David A. Loggie

The Marble Sarcophagus of Julia Latronilla

Scenes of redemption from the Old and New Testaments comment a massive, early Christian, carved marble sarcophagus, 6.5 feet long and 3.5 feet high. Dated to only 15 years or so after Christianity became the official religion of Rome in 313 A.D., the sarcophagus held the remains of Julia Latronilla, who died when she was 46 years, nine months old, according to an incised Latin inscription flanked by two winged angels on the lid.

On the far left of the lid, Jesus’ entry into Jerusalem on a donkey (Luke 19:28–39) is depicted. To the right of this scene, Jesus is shown with the woman whom he healed of a hemorrhage (Matthew 9:20–22). He places his hand on her head. Immediately to the right of the inscription, after the winged angel, another miracle is depicted— Jesus’ healing of the man born blind (John 9:1–39). The man supports himself on a crutch. This is followed by Jesus telling Peter that he will betray Jesus before the cock crows (Matthew 26:30–34); on the far right Abraham raises his hand to sacrifice Isaac (Genesis 22:1–14).

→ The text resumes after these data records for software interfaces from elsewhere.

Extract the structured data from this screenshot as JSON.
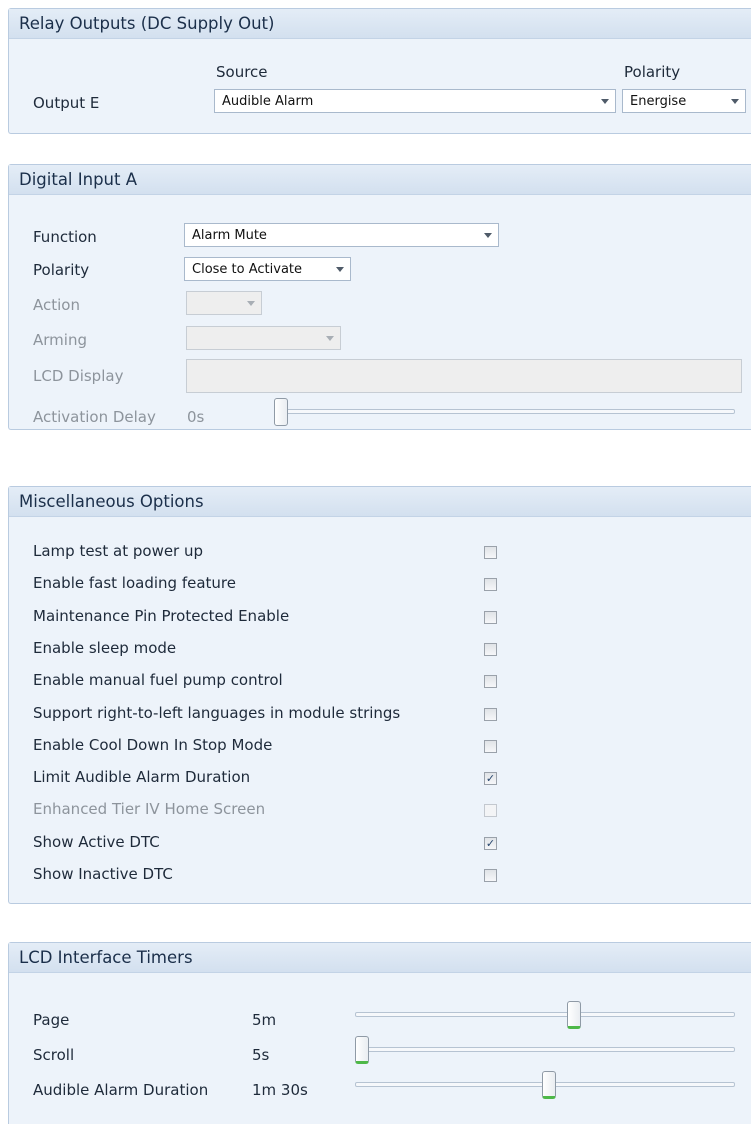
{
  "relay_outputs": {
    "title": "Relay Outputs (DC Supply Out)",
    "source_header": "Source",
    "polarity_header": "Polarity",
    "output_label": "Output E",
    "source_value": "Audible Alarm",
    "polarity_value": "Energise"
  },
  "digital_input": {
    "title": "Digital Input A",
    "function_label": "Function",
    "function_value": "Alarm Mute",
    "polarity_label": "Polarity",
    "polarity_value": "Close to Activate",
    "action_label": "Action",
    "action_value": "",
    "arming_label": "Arming",
    "arming_value": "",
    "lcd_display_label": "LCD Display",
    "lcd_display_value": "",
    "activation_delay_label": "Activation Delay",
    "activation_delay_value": "0s",
    "activation_delay_slider_fraction": 0.0
  },
  "misc_options": {
    "title": "Miscellaneous Options",
    "items": [
      {
        "label": "Lamp test at power up",
        "checked": false,
        "enabled": true
      },
      {
        "label": "Enable fast loading feature",
        "checked": false,
        "enabled": true
      },
      {
        "label": "Maintenance Pin Protected Enable",
        "checked": false,
        "enabled": true
      },
      {
        "label": "Enable sleep mode",
        "checked": false,
        "enabled": true
      },
      {
        "label": "Enable manual fuel pump control",
        "checked": false,
        "enabled": true
      },
      {
        "label": "Support right-to-left languages in module strings",
        "checked": false,
        "enabled": true
      },
      {
        "label": "Enable Cool Down In Stop Mode",
        "checked": false,
        "enabled": true
      },
      {
        "label": "Limit Audible Alarm Duration",
        "checked": true,
        "enabled": true
      },
      {
        "label": "Enhanced Tier IV Home Screen",
        "checked": false,
        "enabled": false
      },
      {
        "label": "Show Active DTC",
        "checked": true,
        "enabled": true
      },
      {
        "label": "Show Inactive DTC",
        "checked": false,
        "enabled": true
      }
    ]
  },
  "lcd_timers": {
    "title": "LCD Interface Timers",
    "items": [
      {
        "label": "Page",
        "value": "5m",
        "slider_fraction": 0.58
      },
      {
        "label": "Scroll",
        "value": "5s",
        "slider_fraction": 0.0
      },
      {
        "label": "Audible Alarm Duration",
        "value": "1m 30s",
        "slider_fraction": 0.51
      }
    ]
  }
}
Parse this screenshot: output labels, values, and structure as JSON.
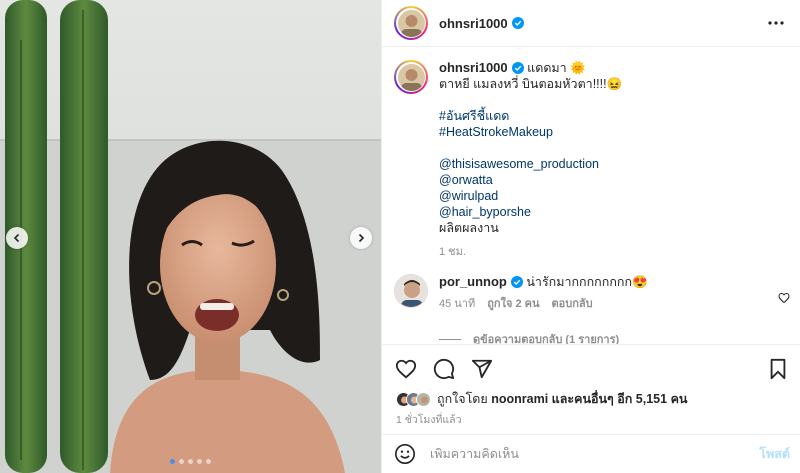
{
  "post": {
    "username": "ohnsri1000",
    "verified": true,
    "more_icon": "more-horizontal-icon"
  },
  "caption": {
    "username": "ohnsri1000",
    "line1_suffix": "แดดมา 🌞",
    "line2": "ตาหยี แมลงหวี่ บินตอมหัวตา!!!!😖",
    "hashtags": [
      "#อันศรีชี้แดด",
      "#HeatStrokeMakeup"
    ],
    "mentions": [
      "@thisisawesome_production",
      "@orwatta",
      "@wirulpad",
      "@hair_byporshe"
    ],
    "closing": "ผลิตผลงาน",
    "time": "1 ชม."
  },
  "comment": {
    "username": "por_unnop",
    "text": "น่ารักมากกกกกกกก😍",
    "time": "45 นาที",
    "likes": "ถูกใจ 2 คน",
    "reply": "ตอบกลับ",
    "view_replies": "ดูข้อความตอบกลับ (1 รายการ)"
  },
  "likes": {
    "prefix": "ถูกใจโดย",
    "user": "noonrami",
    "middle": "และคนอื่นๆ อีก",
    "count": "5,151",
    "suffix": "คน"
  },
  "posted_ago": "1 ชั่วโมงที่แล้ว",
  "add_comment": {
    "placeholder": "เพิ่มความคิดเห็น",
    "post_label": "โพสต์"
  },
  "carousel": {
    "slides": 5,
    "current": 1
  },
  "colors": {
    "link": "#00376b",
    "verified": "#0095f6",
    "muted": "#8e8e8e",
    "post_disabled": "#b2dffc"
  }
}
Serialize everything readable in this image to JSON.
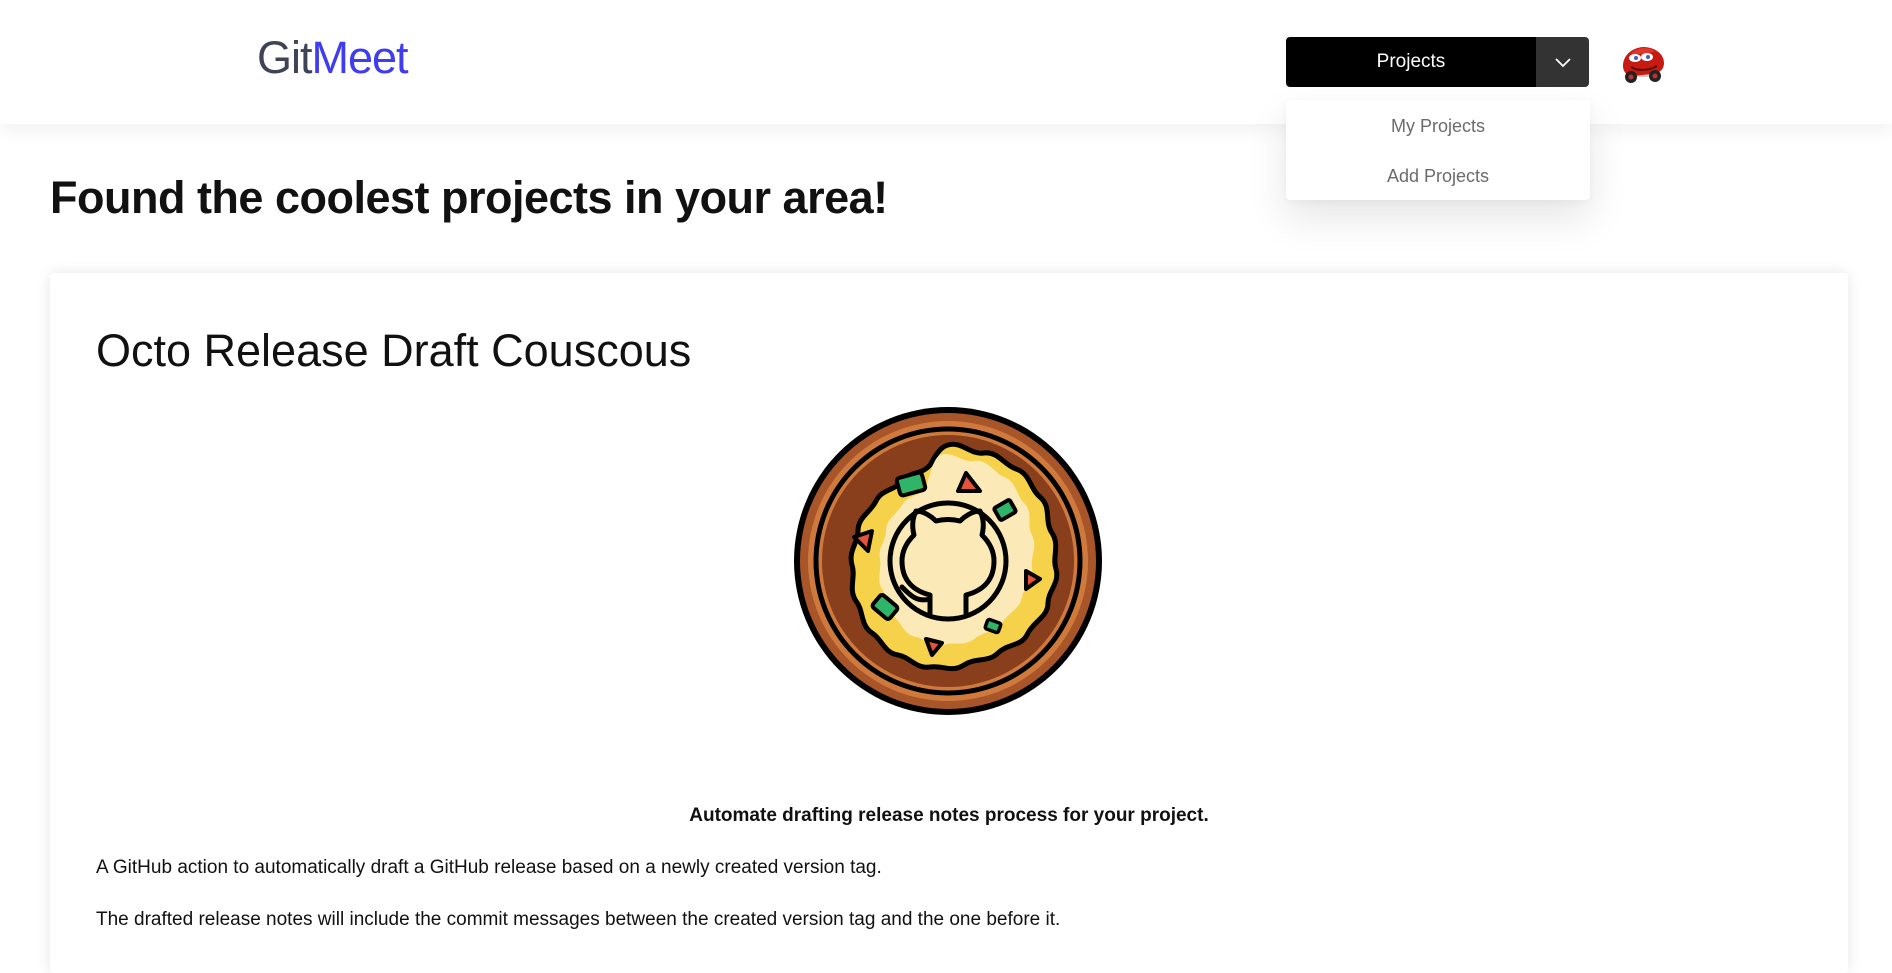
{
  "header": {
    "logo_part1": "Git",
    "logo_part2": "Meet",
    "projects_button_label": "Projects",
    "dropdown": {
      "items": [
        {
          "label": "My Projects"
        },
        {
          "label": "Add Projects"
        }
      ]
    },
    "avatar_icon": "red-cartoon-car-avatar"
  },
  "main": {
    "page_title": "Found the coolest projects in your area!",
    "project": {
      "title": "Octo Release Draft Couscous",
      "image_icon": "octocat-couscous-plate",
      "tagline": "Automate drafting release notes process for your project.",
      "paragraphs": [
        "A GitHub action to automatically draft a GitHub release based on a newly created version tag.",
        "The drafted release notes will include the commit messages between the created version tag and the one before it."
      ]
    }
  },
  "colors": {
    "logo_git": "#3e4356",
    "logo_meet": "#3f3df0",
    "button_bg": "#000000",
    "button_toggle_bg": "#333333"
  }
}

On the sarcophagus, on the upper left, God is depicted with Adam and Eve; the figures’ heads are broken off. Below, we see the miracle at Cana (John 2:1–11), when at a wedding feast, Jesus turns water into wine. On the upper right of the sarcophagus the miracle of the loaves and fishes appears (Mark 6:41). Below, Jesus is flanked by an apostle, and probably by the veiled mother from Nain whose son was raised from the dead (Luke 7:11–15). In the center panel of the sarcophagus (see detail), a circular frame encloses a portrait of Julia Latronilla. Below this is the ancient symbol of Jesus’ resurrection, the so-called triumph cross. The cross consists of a wreath encircling a chi rho monogram. (The Greek letters chi (X) and rho (P)—are the first two letters of Christos, the Greek word for Christ.) The monogram is incorporated in the Roman victory standard that Emperor Constantine carried in battle. Two eagles perch on the horizontal bar of the victory standard’s cross, while the two soldiers who guarded Jesus’ tomb crouch below it.